At the SemTech conference last week, a few companies asked me how to respond to IBM’s Watson given my involvement with rapid knowledge acquisition for deep question answering at Vulcan.  My answer varies with whether there is any subject matter focus, but essentially involves extending their approach with deeper knowledge and more emphasis on logical in additional to textual entailment.

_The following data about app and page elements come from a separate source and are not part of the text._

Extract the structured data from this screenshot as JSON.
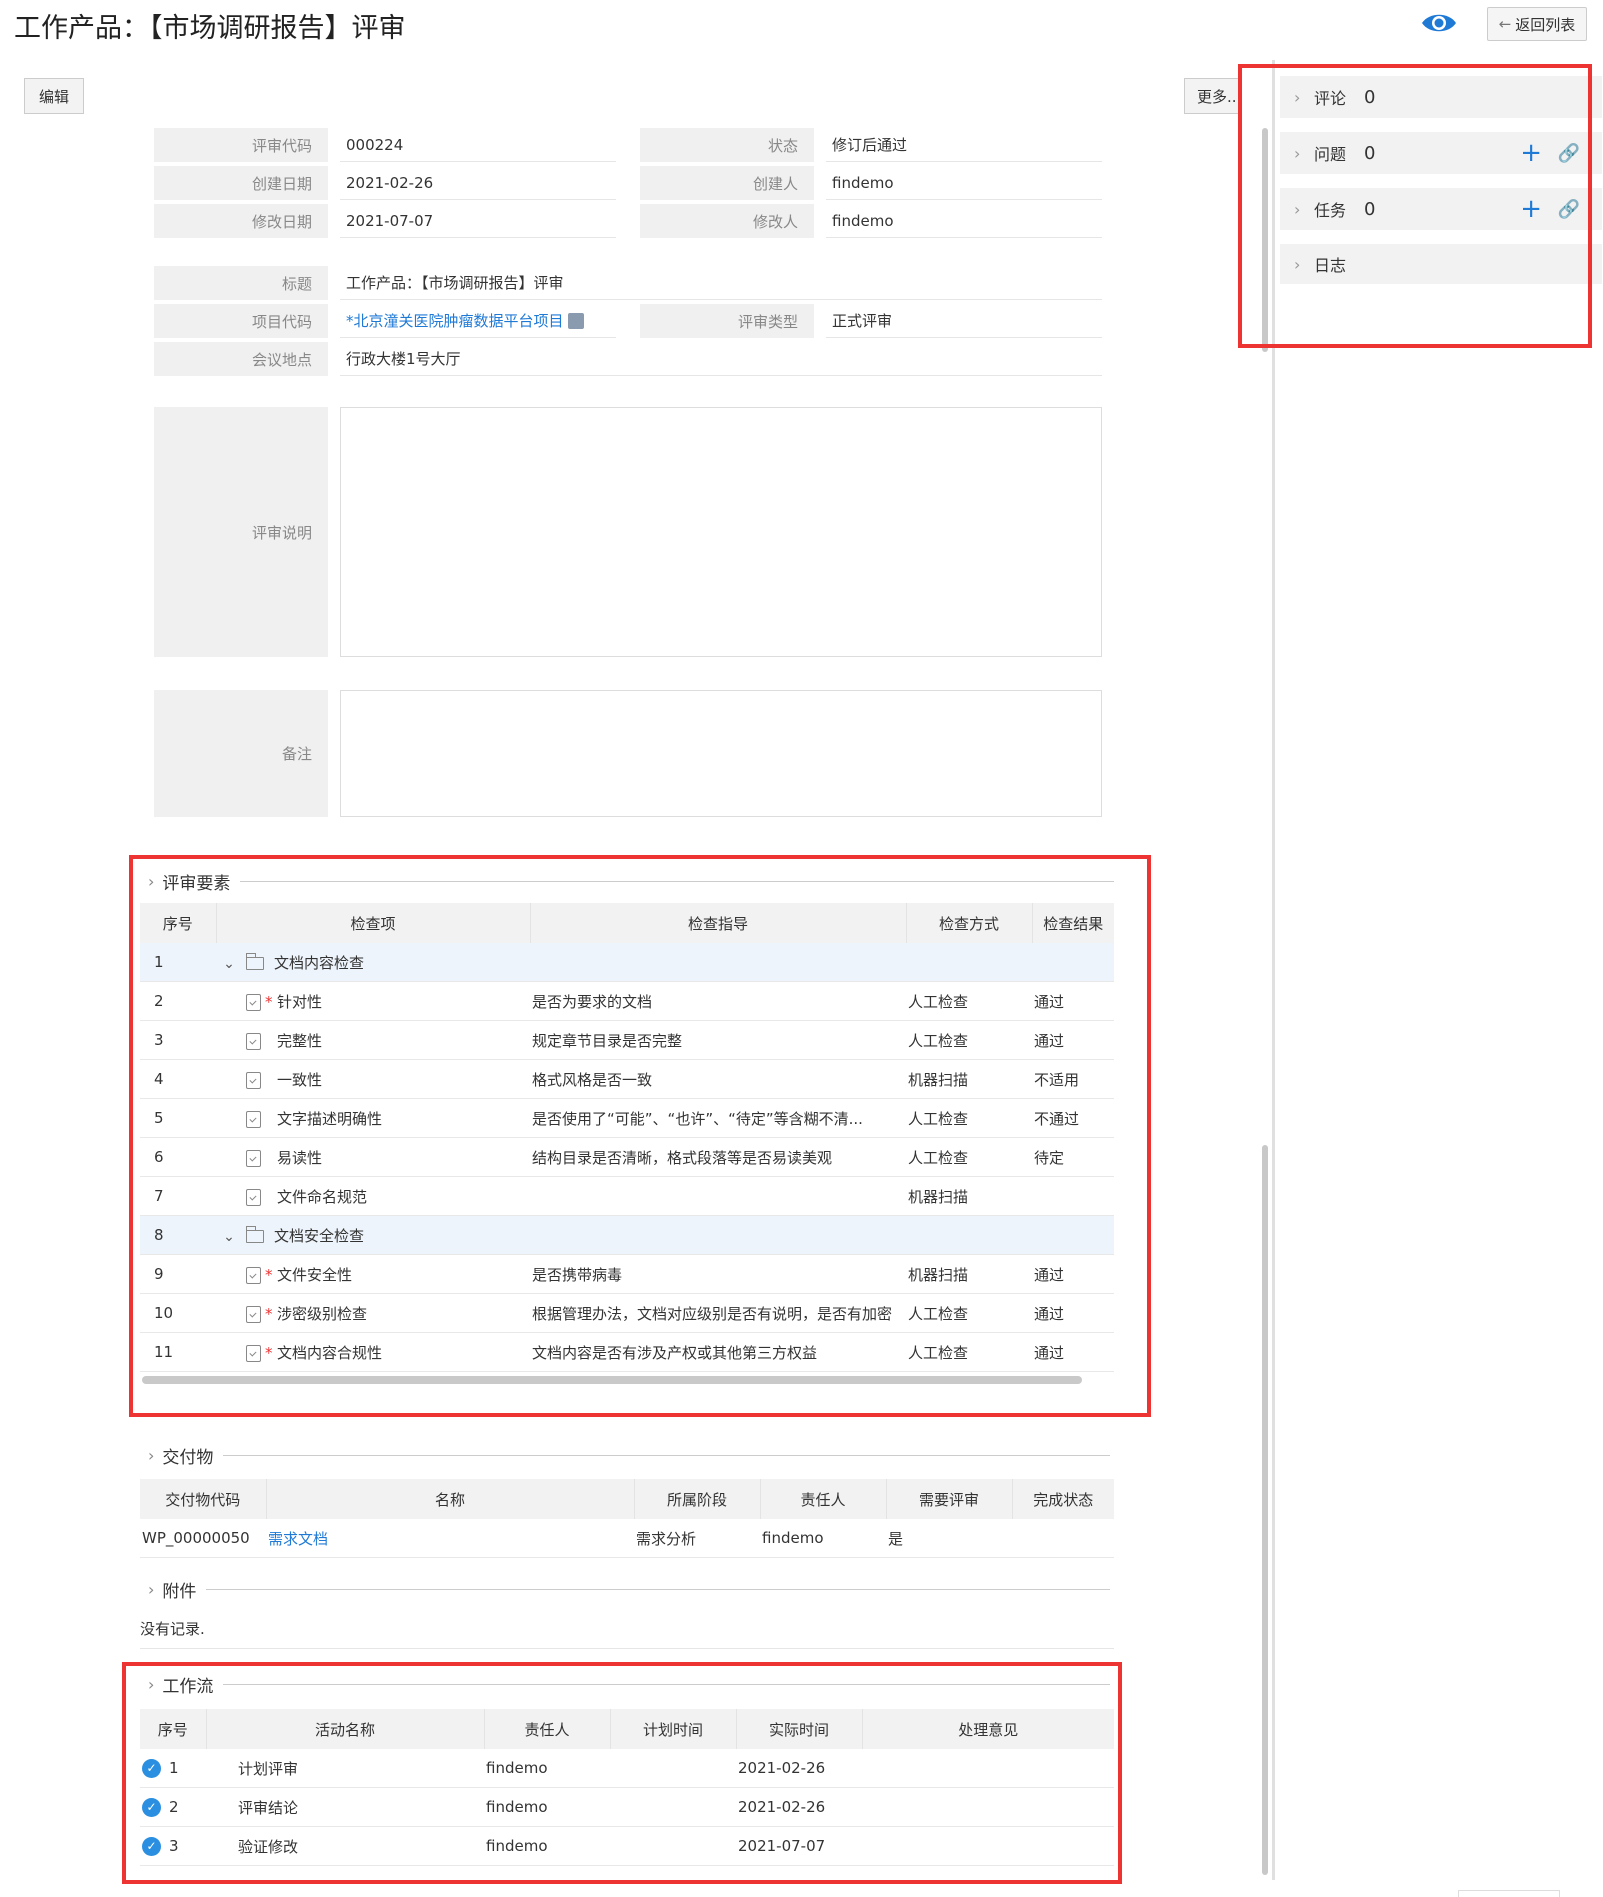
{
  "page_title": "工作产品：【市场调研报告】评审",
  "header": {
    "back_label": "返回列表",
    "eye_icon": "eye-icon"
  },
  "toolbar": {
    "edit_label": "编辑",
    "more_label": "更多..."
  },
  "form": {
    "review_code_label": "评审代码",
    "review_code": "000224",
    "status_label": "状态",
    "status": "修订后通过",
    "created_date_label": "创建日期",
    "created_date": "2021-02-26",
    "creator_label": "创建人",
    "creator": "findemo",
    "modified_date_label": "修改日期",
    "modified_date": "2021-07-07",
    "modifier_label": "修改人",
    "modifier": "findemo",
    "title_label": "标题",
    "title": "工作产品：【市场调研报告】评审",
    "project_code_label": "项目代码",
    "project_code": "*北京潼关医院肿瘤数据平台项目",
    "review_type_label": "评审类型",
    "review_type": "正式评审",
    "location_label": "会议地点",
    "location": "行政大楼1号大厅",
    "description_label": "评审说明",
    "description": "",
    "remark_label": "备注",
    "remark": ""
  },
  "review_elements": {
    "section_title": "评审要素",
    "headers": [
      "序号",
      "检查项",
      "检查指导",
      "检查方式",
      "检查结果"
    ],
    "rows": [
      {
        "no": "1",
        "group": true,
        "item": "文档内容检查",
        "required": false,
        "guide": "",
        "method": "",
        "result": ""
      },
      {
        "no": "2",
        "group": false,
        "item": "针对性",
        "required": true,
        "guide": "是否为要求的文档",
        "method": "人工检查",
        "result": "通过"
      },
      {
        "no": "3",
        "group": false,
        "item": "完整性",
        "required": false,
        "guide": "规定章节目录是否完整",
        "method": "人工检查",
        "result": "通过"
      },
      {
        "no": "4",
        "group": false,
        "item": "一致性",
        "required": false,
        "guide": "格式风格是否一致",
        "method": "机器扫描",
        "result": "不适用"
      },
      {
        "no": "5",
        "group": false,
        "item": "文字描述明确性",
        "required": false,
        "guide": "是否使用了“可能”、“也许”、“待定”等含糊不清...",
        "method": "人工检查",
        "result": "不通过"
      },
      {
        "no": "6",
        "group": false,
        "item": "易读性",
        "required": false,
        "guide": "结构目录是否清晰，格式段落等是否易读美观",
        "method": "人工检查",
        "result": "待定"
      },
      {
        "no": "7",
        "group": false,
        "item": "文件命名规范",
        "required": false,
        "guide": "",
        "method": "机器扫描",
        "result": ""
      },
      {
        "no": "8",
        "group": true,
        "item": "文档安全检查",
        "required": false,
        "guide": "",
        "method": "",
        "result": ""
      },
      {
        "no": "9",
        "group": false,
        "item": "文件安全性",
        "required": true,
        "guide": "是否携带病毒",
        "method": "机器扫描",
        "result": "通过"
      },
      {
        "no": "10",
        "group": false,
        "item": "涉密级别检查",
        "required": true,
        "guide": "根据管理办法，文档对应级别是否有说明，是否有加密",
        "method": "人工检查",
        "result": "通过"
      },
      {
        "no": "11",
        "group": false,
        "item": "文档内容合规性",
        "required": true,
        "guide": "文档内容是否有涉及产权或其他第三方权益",
        "method": "人工检查",
        "result": "通过"
      }
    ]
  },
  "deliverables": {
    "section_title": "交付物",
    "headers": [
      "交付物代码",
      "名称",
      "所属阶段",
      "责任人",
      "需要评审",
      "完成状态"
    ],
    "rows": [
      {
        "code": "WP_00000050",
        "name": "需求文档",
        "stage": "需求分析",
        "owner": "findemo",
        "need_review": "是",
        "status": ""
      }
    ]
  },
  "attachments": {
    "section_title": "附件",
    "empty_text": "没有记录."
  },
  "workflow": {
    "section_title": "工作流",
    "headers": [
      "序号",
      "活动名称",
      "责任人",
      "计划时间",
      "实际时间",
      "处理意见"
    ],
    "rows": [
      {
        "no": "1",
        "activity": "计划评审",
        "owner": "findemo",
        "planned": "",
        "actual": "2021-02-26",
        "comment": ""
      },
      {
        "no": "2",
        "activity": "评审结论",
        "owner": "findemo",
        "planned": "",
        "actual": "2021-02-26",
        "comment": ""
      },
      {
        "no": "3",
        "activity": "验证修改",
        "owner": "findemo",
        "planned": "",
        "actual": "2021-07-07",
        "comment": ""
      }
    ]
  },
  "side_panel": {
    "comments_label": "评论",
    "comments_count": "0",
    "issues_label": "问题",
    "issues_count": "0",
    "tasks_label": "任务",
    "tasks_count": "0",
    "log_label": "日志"
  },
  "colors": {
    "accent": "#1f7ad6",
    "highlight_border": "#ee3333",
    "group_row_bg": "#eef4fb"
  }
}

Today, in a discussion on the LinkedIn NLP group, there was some interest in finding more technical details about Watson.  A year ago, IBM published the most technical details to date about Watson in the IBM Journal of Research and Development.  Most of those journal articles are available for free on the web.  For convenience, here are my bookmarks to them.